• _The task_: Your task is to restate the listing word for word without the pictures.

• _The records_:
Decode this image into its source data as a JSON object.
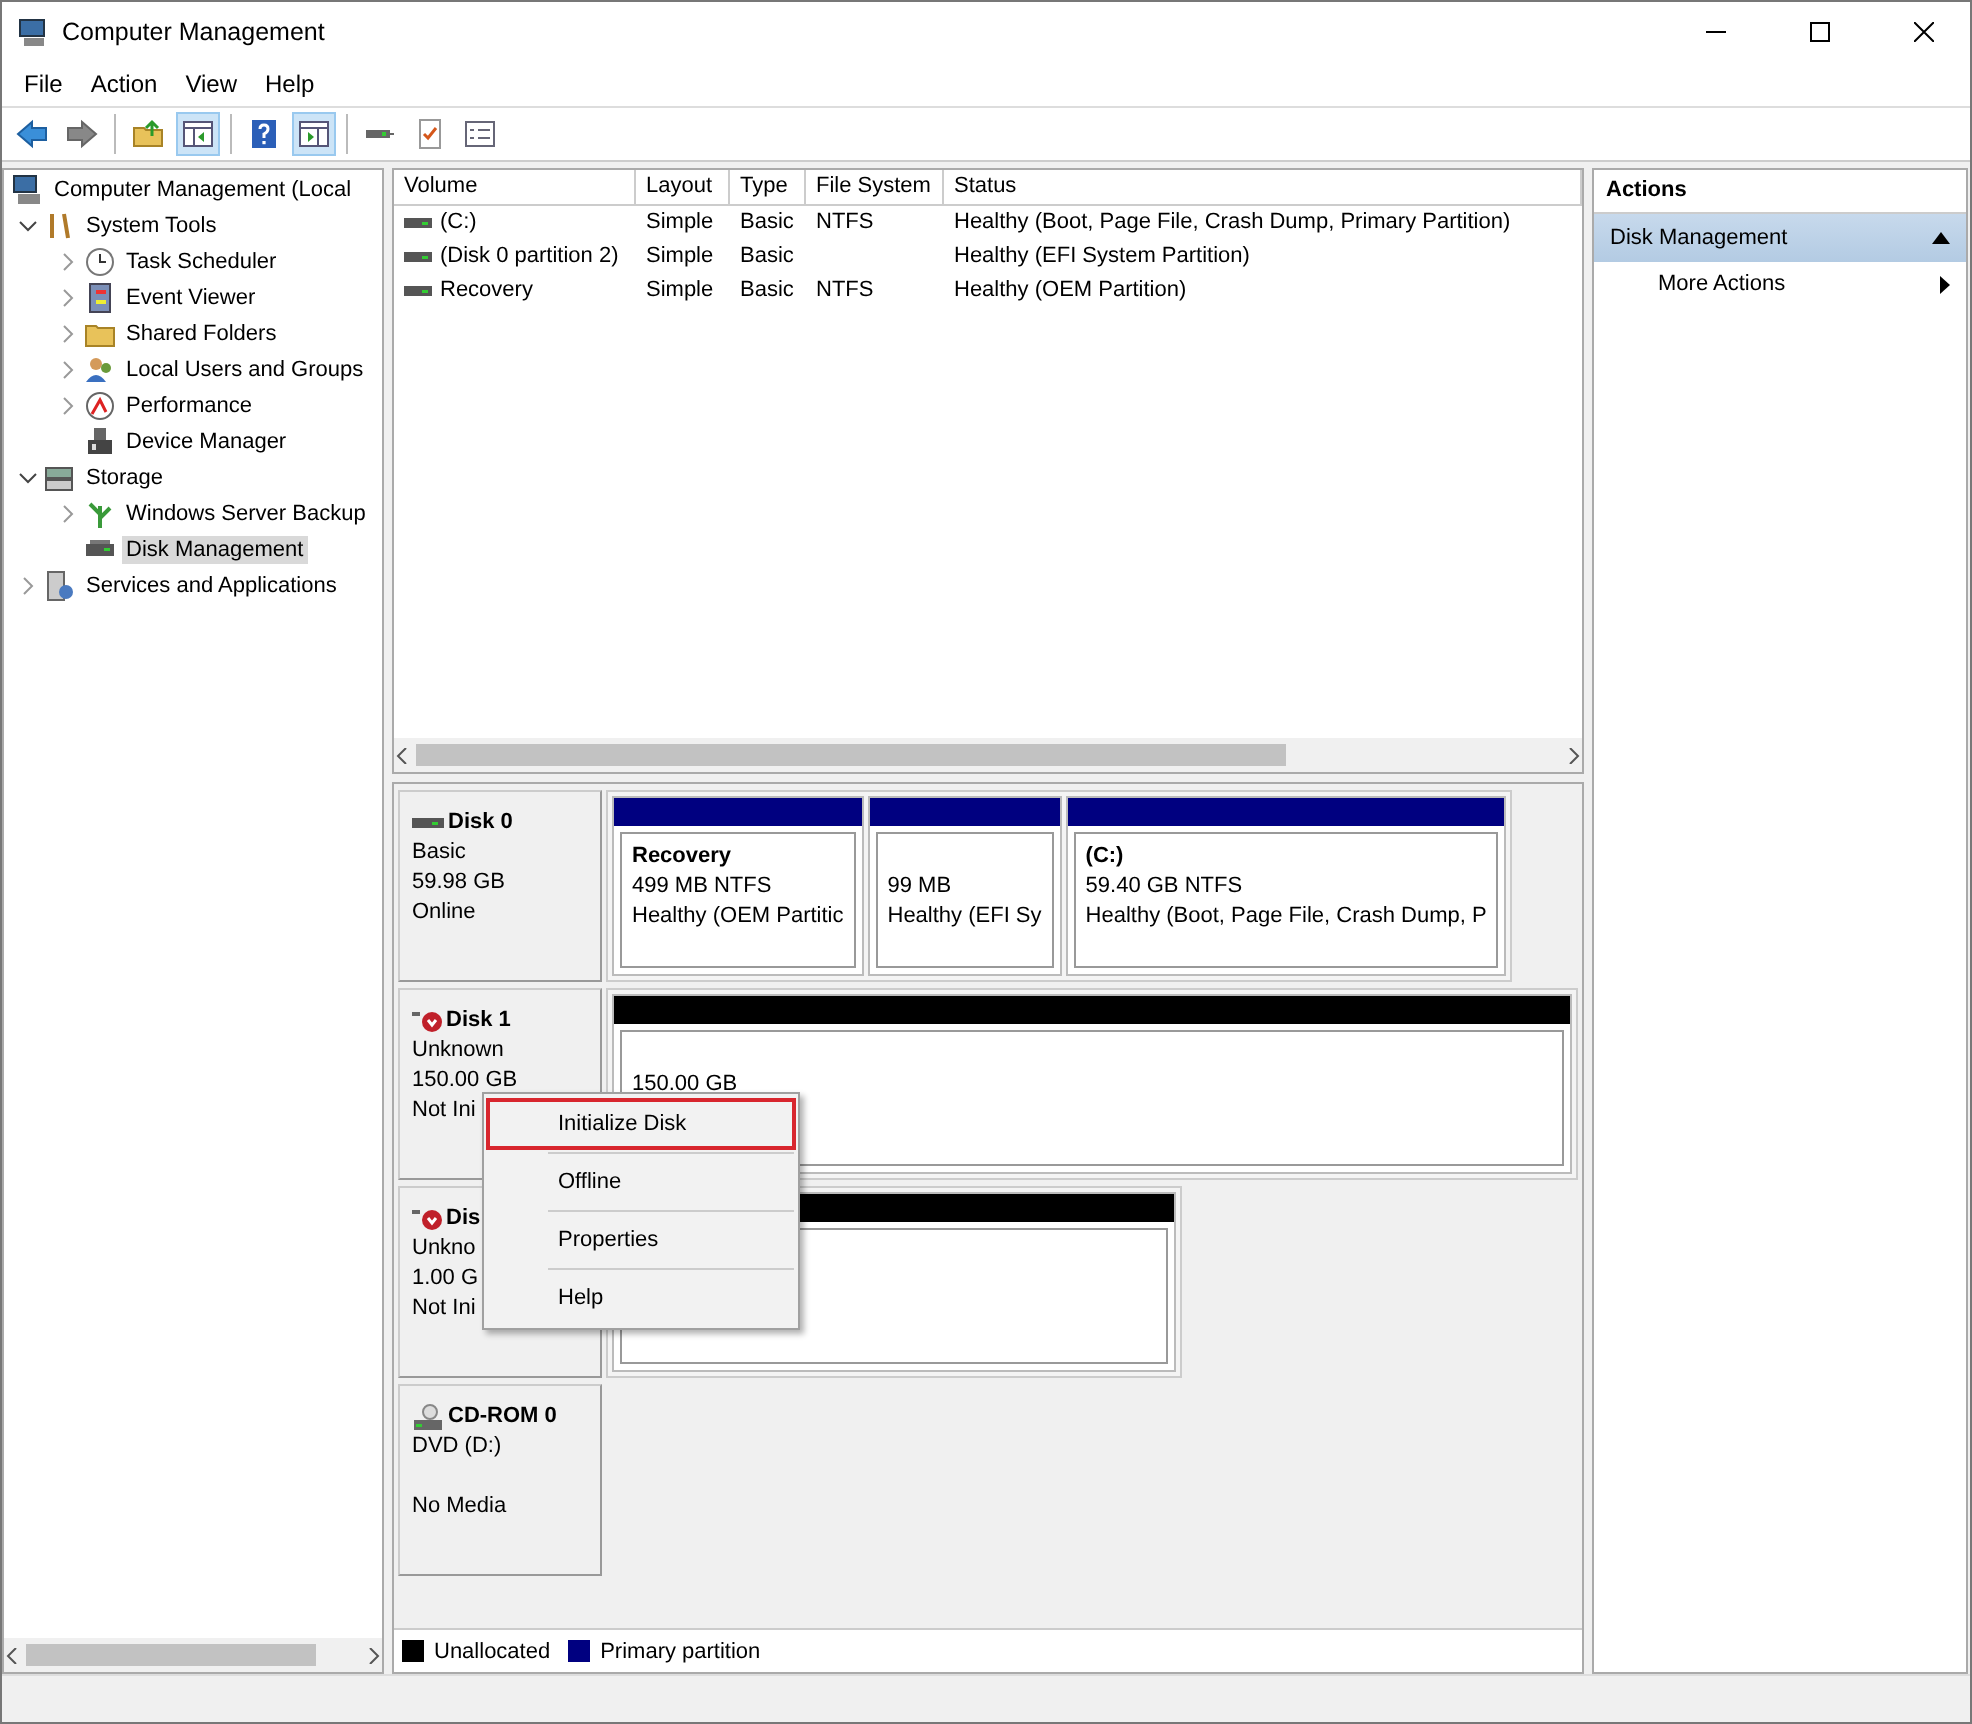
{
  "window": {
    "title": "Computer Management"
  },
  "menu": [
    "File",
    "Action",
    "View",
    "Help"
  ],
  "toolbar": [
    {
      "pressed": false
    },
    {
      "pressed": false
    },
    {
      "pressed": false
    },
    {
      "pressed": true
    },
    {
      "pressed": false
    },
    {
      "pressed": true
    },
    {
      "pressed": false
    },
    {
      "pressed": false
    },
    {
      "pressed": false
    }
  ],
  "tree": [
    {
      "label": "Computer Management (Local",
      "selected": false,
      "children": [
        {
          "label": "System Tools",
          "expanded": true,
          "selected": false,
          "children": [
            {
              "label": "Task Scheduler",
              "expanded": false,
              "selected": false
            },
            {
              "label": "Event Viewer",
              "expanded": false,
              "selected": false
            },
            {
              "label": "Shared Folders",
              "expanded": false,
              "selected": false
            },
            {
              "label": "Local Users and Groups",
              "expanded": false,
              "selected": false
            },
            {
              "label": "Performance",
              "expanded": false,
              "selected": false
            },
            {
              "label": "Device Manager",
              "selected": false
            }
          ]
        },
        {
          "label": "Storage",
          "expanded": true,
          "selected": false,
          "children": [
            {
              "label": "Windows Server Backup",
              "expanded": false,
              "selected": false
            },
            {
              "label": "Disk Management",
              "selected": true
            }
          ]
        },
        {
          "label": "Services and Applications",
          "expanded": false,
          "selected": false
        }
      ]
    }
  ],
  "volumes": {
    "columns": [
      "Volume",
      "Layout",
      "Type",
      "File System",
      "Status"
    ],
    "rows": [
      [
        "(C:)",
        "Simple",
        "Basic",
        "NTFS",
        "Healthy (Boot, Page File, Crash Dump, Primary Partition)"
      ],
      [
        "(Disk 0 partition 2)",
        "Simple",
        "Basic",
        "",
        "Healthy (EFI System Partition)"
      ],
      [
        "Recovery",
        "Simple",
        "Basic",
        "NTFS",
        "Healthy (OEM Partition)"
      ]
    ]
  },
  "disks": [
    {
      "kind": "disk",
      "error": false,
      "name": "Disk 0",
      "lines": [
        "Basic",
        "59.98 GB",
        "Online"
      ],
      "partitions": [
        {
          "kind": "primary",
          "name": "Recovery",
          "size": "499 MB NTFS",
          "status": "Healthy (OEM Partitic"
        },
        {
          "kind": "primary",
          "size": "99 MB",
          "status": "Healthy (EFI Sy"
        },
        {
          "kind": "primary",
          "name": "(C:)",
          "size": "59.40 GB NTFS",
          "status": "Healthy (Boot, Page File, Crash Dump, P"
        }
      ]
    },
    {
      "kind": "disk",
      "error": true,
      "name": "Disk 1",
      "lines": [
        "Unknown",
        "150.00 GB",
        "Not Ini"
      ],
      "partitions": [
        {
          "kind": "unallocated",
          "size": "150.00 GB"
        }
      ]
    },
    {
      "kind": "disk",
      "error": true,
      "name": "Dis",
      "lines": [
        "Unkno",
        "1.00 G",
        "Not Ini"
      ],
      "partitions": [
        {
          "kind": "unallocated"
        }
      ]
    },
    {
      "kind": "cdrom",
      "name": "CD-ROM 0",
      "lines": [
        "DVD (D:)",
        "No Media"
      ]
    }
  ],
  "legend": [
    {
      "label": "Unallocated",
      "color": "#000000"
    },
    {
      "label": "Primary partition",
      "color": "#000080"
    }
  ],
  "context_menu": [
    {
      "label": "Initialize Disk",
      "selected": true
    },
    {
      "label": "Offline",
      "selected": false
    },
    {
      "label": "Properties",
      "selected": false
    },
    {
      "label": "Help",
      "selected": false
    }
  ],
  "actions": {
    "title": "Actions",
    "section": "Disk Management",
    "items": [
      "More Actions"
    ]
  }
}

• _Response area_:
Decode this image into its source data as a JSON object.
{
  "window": {
    "title": "Computer Management"
  },
  "menu": [
    "File",
    "Action",
    "View",
    "Help"
  ],
  "toolbar": [
    {
      "pressed": false
    },
    {
      "pressed": false
    },
    {
      "pressed": false
    },
    {
      "pressed": true
    },
    {
      "pressed": false
    },
    {
      "pressed": true
    },
    {
      "pressed": false
    },
    {
      "pressed": false
    },
    {
      "pressed": false
    }
  ],
  "tree": [
    {
      "label": "Computer Management (Local",
      "selected": false,
      "children": [
        {
          "label": "System Tools",
          "expanded": true,
          "selected": false,
          "children": [
            {
              "label": "Task Scheduler",
              "expanded": false,
              "selected": false
            },
            {
              "label": "Event Viewer",
              "expanded": false,
              "selected": false
            },
            {
              "label": "Shared Folders",
              "expanded": false,
              "selected": false
            },
            {
              "label": "Local Users and Groups",
              "expanded": false,
              "selected": false
            },
            {
              "label": "Performance",
              "expanded": false,
              "selected": false
            },
            {
              "label": "Device Manager",
              "selected": false
            }
          ]
        },
        {
          "label": "Storage",
          "expanded": true,
          "selected": false,
          "children": [
            {
              "label": "Windows Server Backup",
              "expanded": false,
              "selected": false
            },
            {
              "label": "Disk Management",
              "selected": true
            }
          ]
        },
        {
          "label": "Services and Applications",
          "expanded": false,
          "selected": false
        }
      ]
    }
  ],
  "volumes": {
    "columns": [
      "Volume",
      "Layout",
      "Type",
      "File System",
      "Status"
    ],
    "rows": [
      [
        "(C:)",
        "Simple",
        "Basic",
        "NTFS",
        "Healthy (Boot, Page File, Crash Dump, Primary Partition)"
      ],
      [
        "(Disk 0 partition 2)",
        "Simple",
        "Basic",
        "",
        "Healthy (EFI System Partition)"
      ],
      [
        "Recovery",
        "Simple",
        "Basic",
        "NTFS",
        "Healthy (OEM Partition)"
      ]
    ]
  },
  "disks": [
    {
      "kind": "disk",
      "error": false,
      "name": "Disk 0",
      "lines": [
        "Basic",
        "59.98 GB",
        "Online"
      ],
      "partitions": [
        {
          "kind": "primary",
          "name": "Recovery",
          "size": "499 MB NTFS",
          "status": "Healthy (OEM Partitic"
        },
        {
          "kind": "primary",
          "size": "99 MB",
          "status": "Healthy (EFI Sy"
        },
        {
          "kind": "primary",
          "name": "(C:)",
          "size": "59.40 GB NTFS",
          "status": "Healthy (Boot, Page File, Crash Dump, P"
        }
      ]
    },
    {
      "kind": "disk",
      "error": true,
      "name": "Disk 1",
      "lines": [
        "Unknown",
        "150.00 GB",
        "Not Ini"
      ],
      "partitions": [
        {
          "kind": "unallocated",
          "size": "150.00 GB"
        }
      ]
    },
    {
      "kind": "disk",
      "error": true,
      "name": "Dis",
      "lines": [
        "Unkno",
        "1.00 G",
        "Not Ini"
      ],
      "partitions": [
        {
          "kind": "unallocated"
        }
      ]
    },
    {
      "kind": "cdrom",
      "name": "CD-ROM 0",
      "lines": [
        "DVD (D:)",
        "No Media"
      ]
    }
  ],
  "legend": [
    {
      "label": "Unallocated",
      "color": "#000000"
    },
    {
      "label": "Primary partition",
      "color": "#000080"
    }
  ],
  "context_menu": [
    {
      "label": "Initialize Disk",
      "selected": true
    },
    {
      "label": "Offline",
      "selected": false
    },
    {
      "label": "Properties",
      "selected": false
    },
    {
      "label": "Help",
      "selected": false
    }
  ],
  "actions": {
    "title": "Actions",
    "section": "Disk Management",
    "items": [
      "More Actions"
    ]
  }
}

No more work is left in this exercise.